“The rise of social networking sites and related services has seen the amount and range of personal information – including sensitive health information – being published online sky-rocketing.
Users themselves generated much of this information whilst services not only make this available but often go further by pushing, structuring and aggregating the content.
Especially as this information may relate not only to users themselves but also third parties, these developments raise unprecedented challenges for both the interpretation and enforcement of data protection.
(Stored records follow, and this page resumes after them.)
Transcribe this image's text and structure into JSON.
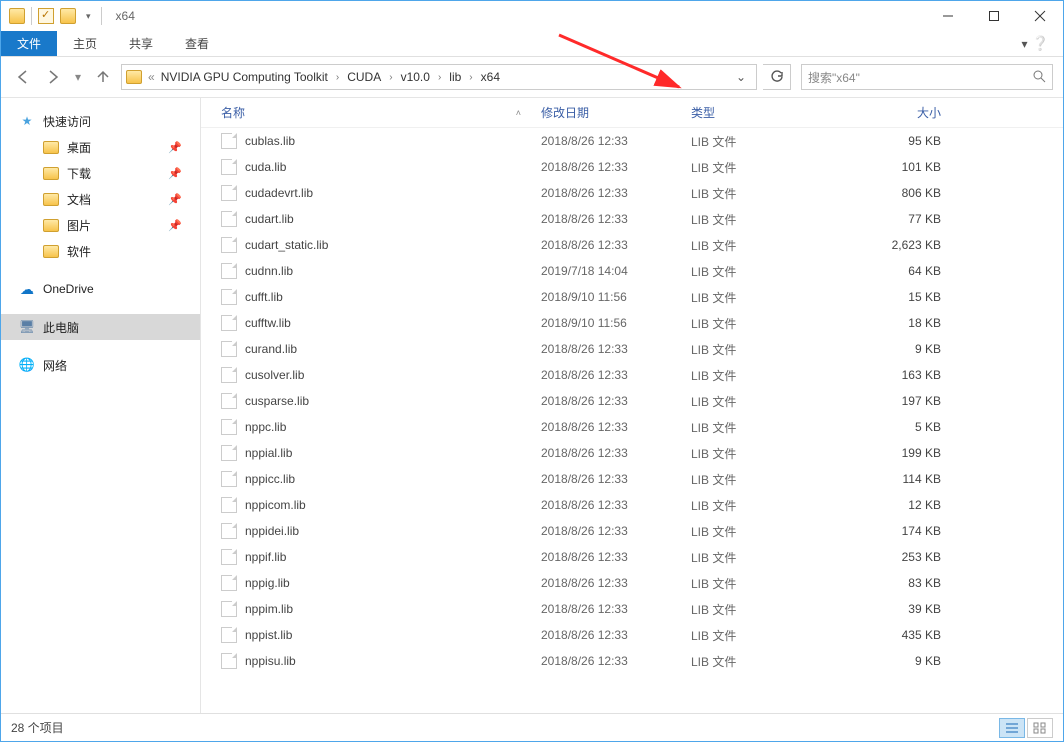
{
  "window": {
    "title": "x64"
  },
  "ribbon": {
    "file": "文件",
    "tabs": [
      "主页",
      "共享",
      "查看"
    ]
  },
  "breadcrumbs": [
    "NVIDIA GPU Computing Toolkit",
    "CUDA",
    "v10.0",
    "lib",
    "x64"
  ],
  "search": {
    "placeholder": "搜索\"x64\""
  },
  "sidebar": {
    "quick_access": "快速访问",
    "pinned": [
      "桌面",
      "下载",
      "文档",
      "图片"
    ],
    "software": "软件",
    "onedrive": "OneDrive",
    "this_pc": "此电脑",
    "network": "网络"
  },
  "columns": {
    "name": "名称",
    "date": "修改日期",
    "type": "类型",
    "size": "大小"
  },
  "files": [
    {
      "name": "cublas.lib",
      "date": "2018/8/26 12:33",
      "type": "LIB 文件",
      "size": "95 KB"
    },
    {
      "name": "cuda.lib",
      "date": "2018/8/26 12:33",
      "type": "LIB 文件",
      "size": "101 KB"
    },
    {
      "name": "cudadevrt.lib",
      "date": "2018/8/26 12:33",
      "type": "LIB 文件",
      "size": "806 KB"
    },
    {
      "name": "cudart.lib",
      "date": "2018/8/26 12:33",
      "type": "LIB 文件",
      "size": "77 KB"
    },
    {
      "name": "cudart_static.lib",
      "date": "2018/8/26 12:33",
      "type": "LIB 文件",
      "size": "2,623 KB"
    },
    {
      "name": "cudnn.lib",
      "date": "2019/7/18 14:04",
      "type": "LIB 文件",
      "size": "64 KB"
    },
    {
      "name": "cufft.lib",
      "date": "2018/9/10 11:56",
      "type": "LIB 文件",
      "size": "15 KB"
    },
    {
      "name": "cufftw.lib",
      "date": "2018/9/10 11:56",
      "type": "LIB 文件",
      "size": "18 KB"
    },
    {
      "name": "curand.lib",
      "date": "2018/8/26 12:33",
      "type": "LIB 文件",
      "size": "9 KB"
    },
    {
      "name": "cusolver.lib",
      "date": "2018/8/26 12:33",
      "type": "LIB 文件",
      "size": "163 KB"
    },
    {
      "name": "cusparse.lib",
      "date": "2018/8/26 12:33",
      "type": "LIB 文件",
      "size": "197 KB"
    },
    {
      "name": "nppc.lib",
      "date": "2018/8/26 12:33",
      "type": "LIB 文件",
      "size": "5 KB"
    },
    {
      "name": "nppial.lib",
      "date": "2018/8/26 12:33",
      "type": "LIB 文件",
      "size": "199 KB"
    },
    {
      "name": "nppicc.lib",
      "date": "2018/8/26 12:33",
      "type": "LIB 文件",
      "size": "114 KB"
    },
    {
      "name": "nppicom.lib",
      "date": "2018/8/26 12:33",
      "type": "LIB 文件",
      "size": "12 KB"
    },
    {
      "name": "nppidei.lib",
      "date": "2018/8/26 12:33",
      "type": "LIB 文件",
      "size": "174 KB"
    },
    {
      "name": "nppif.lib",
      "date": "2018/8/26 12:33",
      "type": "LIB 文件",
      "size": "253 KB"
    },
    {
      "name": "nppig.lib",
      "date": "2018/8/26 12:33",
      "type": "LIB 文件",
      "size": "83 KB"
    },
    {
      "name": "nppim.lib",
      "date": "2018/8/26 12:33",
      "type": "LIB 文件",
      "size": "39 KB"
    },
    {
      "name": "nppist.lib",
      "date": "2018/8/26 12:33",
      "type": "LIB 文件",
      "size": "435 KB"
    },
    {
      "name": "nppisu.lib",
      "date": "2018/8/26 12:33",
      "type": "LIB 文件",
      "size": "9 KB"
    }
  ],
  "status": {
    "count_label": "28 个项目"
  }
}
This lecture will explore what responsibilities user services and also users themselves both do and should have given the law’s multi-faceted ambition to protect individuals whilst respecting and safeguarding both competing rights such as freedom of expression and also the considerable social, economic and health benefits made possible by information technology.”
Website of the Centre for Medical Ethics and Law: https://www.cmel.hku.hk/